This time of year, I find that I’m not blogging as much as I would like because I’m so exhausted. You know, people talk about what a perk it is for teachers to have breaks in the winter and spring and a longer one in the summer — usually people who don’t teach, by the way. These breaks are absolutely necessary to rejuvenate. I think teachers put a lot of themselves into their work. Having to be “on” so much of the time wears me out, and I don’t think I’m the only one. Every time I take any sort of Myers-Briggs test, I always come out INFP. If you aren’t up on the parlance, that basically means I am introverted, and I find social situations tiring. People suck the energy right out of me, and you can’t get more people-oriented than teaching. This article in The Atlantic actually did a lot in terms of helping me understand why I’m so tired at the end of a school day, and as the end of the school year ends, it seems to get worse. As a result of this exhaustion, blogging is one of those things that tends to go by the wayside.
I read the blogs of other teachers and feel inspired by what they are doing — especially descriptions of lessons and ideas for teaching –and I want to contribute, too. Maybe this week will afford me some time to do so, as I am (finally) on spring break! Why so late? Passover falls late this year in the Jewish calendar, and my school, as a Jewish school, follows the Jewish calendar. Our break starts tomorrow.
Teaching the week before spring break is always difficult. I came home today and took a nap. This week, my seniors finished reading A Streetcar Named Desire, and we began watching the excellent Elia Kazan production. One forgets how attractive Marlon Brando was. Every time I watch that movie, I am amazed all over again by his embodiment of the role of Stanley Kowalski. One of my students pronounced the play her favorite piece of the year, and another quickly agreed. I really enjoy teaching the play, too, if for no other reason than the opportunity to see the excellent movie again at the end.
My writing class was creating Power Point presentations. I have seen a lot of death by Power Point lately, and we can’t very well blame the presenters if they are never effectively taught how to create a Power Point presentation that works. A cursory glance at my students’ works in progress tells me that most of them understood not to cram too much information on a slide or use busy backgrounds, but I’m not sure all of them heard this message, and I am puzzled — I thought I really emphasized that part.

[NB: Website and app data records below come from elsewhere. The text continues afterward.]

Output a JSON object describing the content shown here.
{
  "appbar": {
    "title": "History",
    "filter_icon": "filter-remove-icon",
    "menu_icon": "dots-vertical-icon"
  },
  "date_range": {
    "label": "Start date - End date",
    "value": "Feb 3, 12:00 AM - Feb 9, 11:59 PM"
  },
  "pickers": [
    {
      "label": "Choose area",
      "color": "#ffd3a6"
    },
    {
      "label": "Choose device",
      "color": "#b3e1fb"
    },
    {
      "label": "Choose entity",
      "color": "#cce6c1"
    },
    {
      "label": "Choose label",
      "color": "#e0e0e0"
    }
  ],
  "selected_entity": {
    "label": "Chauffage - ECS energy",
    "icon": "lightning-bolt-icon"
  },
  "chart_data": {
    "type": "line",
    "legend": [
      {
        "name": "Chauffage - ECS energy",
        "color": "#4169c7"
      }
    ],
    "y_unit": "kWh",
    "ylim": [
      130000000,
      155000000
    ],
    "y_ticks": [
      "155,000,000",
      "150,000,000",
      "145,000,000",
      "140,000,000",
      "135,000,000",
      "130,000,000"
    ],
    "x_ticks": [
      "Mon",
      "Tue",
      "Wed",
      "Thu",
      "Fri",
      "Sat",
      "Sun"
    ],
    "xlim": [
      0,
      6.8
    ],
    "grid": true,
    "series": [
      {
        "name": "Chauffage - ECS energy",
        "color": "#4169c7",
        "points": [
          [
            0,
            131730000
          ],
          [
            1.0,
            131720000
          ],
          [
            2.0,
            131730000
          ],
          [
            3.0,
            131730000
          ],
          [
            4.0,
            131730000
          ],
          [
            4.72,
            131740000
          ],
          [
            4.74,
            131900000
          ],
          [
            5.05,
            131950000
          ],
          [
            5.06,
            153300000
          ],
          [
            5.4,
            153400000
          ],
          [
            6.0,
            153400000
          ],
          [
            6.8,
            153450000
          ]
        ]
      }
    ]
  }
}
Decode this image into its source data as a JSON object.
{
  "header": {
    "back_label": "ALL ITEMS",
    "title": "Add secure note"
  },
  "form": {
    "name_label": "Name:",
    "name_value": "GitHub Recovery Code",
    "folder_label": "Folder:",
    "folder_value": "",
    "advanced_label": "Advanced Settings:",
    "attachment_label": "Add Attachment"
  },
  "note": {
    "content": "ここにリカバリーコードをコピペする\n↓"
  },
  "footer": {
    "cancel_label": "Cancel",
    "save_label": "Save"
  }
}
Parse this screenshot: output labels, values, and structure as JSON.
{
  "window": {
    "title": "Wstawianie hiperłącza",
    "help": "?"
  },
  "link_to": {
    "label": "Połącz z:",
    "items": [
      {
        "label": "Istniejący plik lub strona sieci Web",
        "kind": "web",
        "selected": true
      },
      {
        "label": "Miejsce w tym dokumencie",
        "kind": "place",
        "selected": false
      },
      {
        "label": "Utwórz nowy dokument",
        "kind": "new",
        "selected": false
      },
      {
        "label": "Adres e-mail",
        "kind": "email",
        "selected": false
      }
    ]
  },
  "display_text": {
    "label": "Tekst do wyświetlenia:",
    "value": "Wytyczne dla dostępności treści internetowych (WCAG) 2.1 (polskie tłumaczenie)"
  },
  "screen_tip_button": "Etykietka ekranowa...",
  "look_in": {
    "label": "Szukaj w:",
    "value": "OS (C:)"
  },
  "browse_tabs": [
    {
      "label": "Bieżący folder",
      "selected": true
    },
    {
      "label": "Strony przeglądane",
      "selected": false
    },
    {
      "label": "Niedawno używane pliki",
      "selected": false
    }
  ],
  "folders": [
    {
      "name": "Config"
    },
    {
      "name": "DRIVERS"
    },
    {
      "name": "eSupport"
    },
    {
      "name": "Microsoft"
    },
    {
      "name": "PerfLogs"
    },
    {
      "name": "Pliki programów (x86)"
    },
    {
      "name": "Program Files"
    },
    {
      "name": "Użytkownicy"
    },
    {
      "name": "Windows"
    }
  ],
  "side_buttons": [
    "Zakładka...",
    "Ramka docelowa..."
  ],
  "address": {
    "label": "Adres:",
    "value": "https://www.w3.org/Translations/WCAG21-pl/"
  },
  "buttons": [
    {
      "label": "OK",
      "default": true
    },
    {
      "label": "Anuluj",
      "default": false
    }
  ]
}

I have been teaching verbals, clauses, and misplaced modifiers. I struggle with this part of our curriculum every year — not because I don’t understand it or because I don’t impart it with some success. I struggle with its usefulness. If a student is using gerunds correctly when he or she writes, is it imperative that they be able to label them as subjects, direct objects, indirect objects, predicate nominatives, and objects of prepositions? Yet, it is part of the curriculum, and therefore, part of my teaching. I find it much more useful to spend time on the nuts and bolts of writing that students struggle with — commas, for instance. I thought I created a fairly effective unit for teaching commas, but I find over the course of the year that students are still not consistently applying rules for using commas. Marking comma errors hasn’t done much to help my students learn to use commas. Suggestions are welcome.